Input data Block Start

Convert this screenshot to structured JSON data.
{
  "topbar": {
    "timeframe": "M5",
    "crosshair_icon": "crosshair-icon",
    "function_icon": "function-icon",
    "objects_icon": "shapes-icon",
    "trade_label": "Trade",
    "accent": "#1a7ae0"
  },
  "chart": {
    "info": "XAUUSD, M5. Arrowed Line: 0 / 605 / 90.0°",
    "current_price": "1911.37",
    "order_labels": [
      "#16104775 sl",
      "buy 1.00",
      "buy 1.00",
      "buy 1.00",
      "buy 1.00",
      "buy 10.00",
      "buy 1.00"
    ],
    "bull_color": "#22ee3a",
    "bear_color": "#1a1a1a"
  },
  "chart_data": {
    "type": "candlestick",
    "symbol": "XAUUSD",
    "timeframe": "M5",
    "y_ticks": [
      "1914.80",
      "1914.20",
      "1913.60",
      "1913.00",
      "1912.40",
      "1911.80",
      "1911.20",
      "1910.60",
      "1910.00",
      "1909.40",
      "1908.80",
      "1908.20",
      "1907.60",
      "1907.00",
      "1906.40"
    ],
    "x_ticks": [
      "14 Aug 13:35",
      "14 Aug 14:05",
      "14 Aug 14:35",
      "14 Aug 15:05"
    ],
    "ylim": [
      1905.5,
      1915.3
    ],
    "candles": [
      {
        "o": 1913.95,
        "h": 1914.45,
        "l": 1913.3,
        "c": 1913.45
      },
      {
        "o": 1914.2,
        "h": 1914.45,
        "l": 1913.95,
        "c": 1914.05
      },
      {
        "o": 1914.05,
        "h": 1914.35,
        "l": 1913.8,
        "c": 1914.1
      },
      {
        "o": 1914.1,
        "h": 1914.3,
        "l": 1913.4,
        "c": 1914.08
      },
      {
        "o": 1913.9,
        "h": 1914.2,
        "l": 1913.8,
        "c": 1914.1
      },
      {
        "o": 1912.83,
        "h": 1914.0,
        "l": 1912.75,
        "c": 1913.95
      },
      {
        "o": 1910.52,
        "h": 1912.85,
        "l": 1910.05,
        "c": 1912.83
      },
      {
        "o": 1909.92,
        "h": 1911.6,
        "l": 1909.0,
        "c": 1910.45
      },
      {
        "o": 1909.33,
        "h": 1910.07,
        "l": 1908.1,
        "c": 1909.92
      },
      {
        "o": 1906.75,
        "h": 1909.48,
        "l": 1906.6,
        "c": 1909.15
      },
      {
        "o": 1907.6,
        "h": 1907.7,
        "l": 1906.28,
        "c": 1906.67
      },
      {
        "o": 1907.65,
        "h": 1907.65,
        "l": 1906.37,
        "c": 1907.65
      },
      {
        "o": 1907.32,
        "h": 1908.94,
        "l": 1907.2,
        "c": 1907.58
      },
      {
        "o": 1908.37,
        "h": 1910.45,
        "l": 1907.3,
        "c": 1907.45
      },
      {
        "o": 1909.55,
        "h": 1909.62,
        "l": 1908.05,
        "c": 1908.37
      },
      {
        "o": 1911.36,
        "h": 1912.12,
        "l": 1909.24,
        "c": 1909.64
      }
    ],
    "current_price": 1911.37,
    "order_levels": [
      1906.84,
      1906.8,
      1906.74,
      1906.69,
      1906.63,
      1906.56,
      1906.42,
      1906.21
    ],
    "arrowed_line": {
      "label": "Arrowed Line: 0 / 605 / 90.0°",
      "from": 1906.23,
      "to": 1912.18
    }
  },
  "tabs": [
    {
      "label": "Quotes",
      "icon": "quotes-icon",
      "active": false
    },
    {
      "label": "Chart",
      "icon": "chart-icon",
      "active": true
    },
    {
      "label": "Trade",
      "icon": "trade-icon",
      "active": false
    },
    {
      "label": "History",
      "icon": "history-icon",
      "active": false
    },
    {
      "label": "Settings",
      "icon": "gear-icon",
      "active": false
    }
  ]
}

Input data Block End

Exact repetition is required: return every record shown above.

Convert this screenshot to structured JSON data.
{
  "topbar": {
    "timeframe": "M5",
    "crosshair_icon": "crosshair-icon",
    "function_icon": "function-icon",
    "objects_icon": "shapes-icon",
    "trade_label": "Trade",
    "accent": "#1a7ae0"
  },
  "chart": {
    "info": "XAUUSD, M5. Arrowed Line: 0 / 605 / 90.0°",
    "current_price": "1911.37",
    "order_labels": [
      "#16104775 sl",
      "buy 1.00",
      "buy 1.00",
      "buy 1.00",
      "buy 1.00",
      "buy 10.00",
      "buy 1.00"
    ],
    "bull_color": "#22ee3a",
    "bear_color": "#1a1a1a"
  },
  "chart_data": {
    "type": "candlestick",
    "symbol": "XAUUSD",
    "timeframe": "M5",
    "y_ticks": [
      "1914.80",
      "1914.20",
      "1913.60",
      "1913.00",
      "1912.40",
      "1911.80",
      "1911.20",
      "1910.60",
      "1910.00",
      "1909.40",
      "1908.80",
      "1908.20",
      "1907.60",
      "1907.00",
      "1906.40"
    ],
    "x_ticks": [
      "14 Aug 13:35",
      "14 Aug 14:05",
      "14 Aug 14:35",
      "14 Aug 15:05"
    ],
    "ylim": [
      1905.5,
      1915.3
    ],
    "candles": [
      {
        "o": 1913.95,
        "h": 1914.45,
        "l": 1913.3,
        "c": 1913.45
      },
      {
        "o": 1914.2,
        "h": 1914.45,
        "l": 1913.95,
        "c": 1914.05
      },
      {
        "o": 1914.05,
        "h": 1914.35,
        "l": 1913.8,
        "c": 1914.1
      },
      {
        "o": 1914.1,
        "h": 1914.3,
        "l": 1913.4,
        "c": 1914.08
      },
      {
        "o": 1913.9,
        "h": 1914.2,
        "l": 1913.8,
        "c": 1914.1
      },
      {
        "o": 1912.83,
        "h": 1914.0,
        "l": 1912.75,
        "c": 1913.95
      },
      {
        "o": 1910.52,
        "h": 1912.85,
        "l": 1910.05,
        "c": 1912.83
      },
      {
        "o": 1909.92,
        "h": 1911.6,
        "l": 1909.0,
        "c": 1910.45
      },
      {
        "o": 1909.33,
        "h": 1910.07,
        "l": 1908.1,
        "c": 1909.92
      },
      {
        "o": 1906.75,
        "h": 1909.48,
        "l": 1906.6,
        "c": 1909.15
      },
      {
        "o": 1907.6,
        "h": 1907.7,
        "l": 1906.28,
        "c": 1906.67
      },
      {
        "o": 1907.65,
        "h": 1907.65,
        "l": 1906.37,
        "c": 1907.65
      },
      {
        "o": 1907.32,
        "h": 1908.94,
        "l": 1907.2,
        "c": 1907.58
      },
      {
        "o": 1908.37,
        "h": 1910.45,
        "l": 1907.3,
        "c": 1907.45
      },
      {
        "o": 1909.55,
        "h": 1909.62,
        "l": 1908.05,
        "c": 1908.37
      },
      {
        "o": 1911.36,
        "h": 1912.12,
        "l": 1909.24,
        "c": 1909.64
      }
    ],
    "current_price": 1911.37,
    "order_levels": [
      1906.84,
      1906.8,
      1906.74,
      1906.69,
      1906.63,
      1906.56,
      1906.42,
      1906.21
    ],
    "arrowed_line": {
      "label": "Arrowed Line: 0 / 605 / 90.0°",
      "from": 1906.23,
      "to": 1912.18
    }
  },
  "tabs": [
    {
      "label": "Quotes",
      "icon": "quotes-icon",
      "active": false
    },
    {
      "label": "Chart",
      "icon": "chart-icon",
      "active": true
    },
    {
      "label": "Trade",
      "icon": "trade-icon",
      "active": false
    },
    {
      "label": "History",
      "icon": "history-icon",
      "active": false
    },
    {
      "label": "Settings",
      "icon": "gear-icon",
      "active": false
    }
  ]
}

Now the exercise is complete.